Respiratory therapists provide care for sufferers who have trouble breathing; for example, from a serious respiratory disease, such as asthma or emphysema. They also provide emergency care to sufferers suffering from strokes, heart attack, drowning, or shock. Respiratory therapists need at least an associate’s degree, although both associate’s and bachelor’s degrees are typical. Respiratory therapists are certified in all states except Alaska; specifications differ by state.
Respiratory treatment increased out of the nursing career when it was decided that a specialty in respiratory/pulmonary conditions and illnesses guaranteed the full attention of a devoted career. Since that period, respiratory treatment has progressed into a worldwide identified medical resource. Asthma and lung cancer are deadly diseases around the world. Chronic obstructive pulmonary disease or COPD is a major cause of loss of life in the U.S. The statistics are terrifying, growing and risking the total well being of many individuals.

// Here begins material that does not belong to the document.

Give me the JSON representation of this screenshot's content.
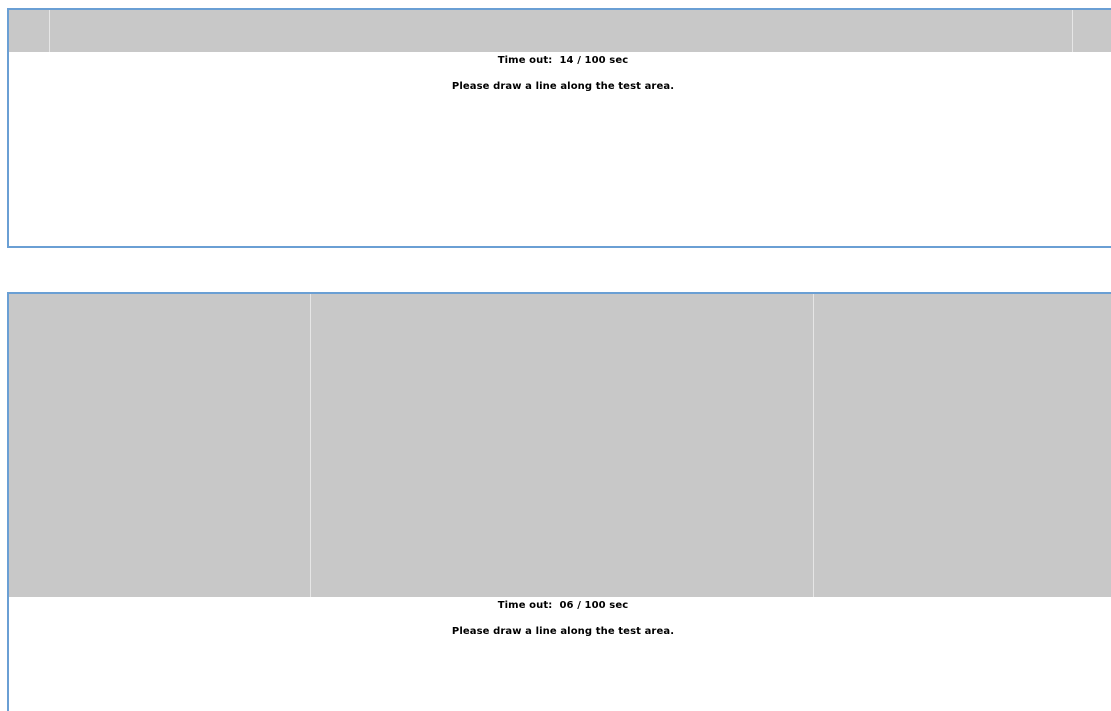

Becoming a respiratory therapist delivers new significance to the words “multitasking.” Handling several sufferers at once needs creativity and effective personal effective time control, which in my day was termed as “thinking on the feet.” And you have a choice as to where you would like to apply your abilities, with adult, children or neonatal patients: critical care, med/surgical, urgent services, recovery, home care, bronchi features, transportation (air and ground), disaster management, sales, education or research. Respiratory treatment technology is regularly changing, demanding a personal dedication to learn new techniques and programs. Anyone can force a key and do the minimum required to get by in their career, and many do so. However, you can be all that you can be in this career, if you so choose. I recommend it, because there will always be a need for respiratory therapists and it can open many professional gates and options.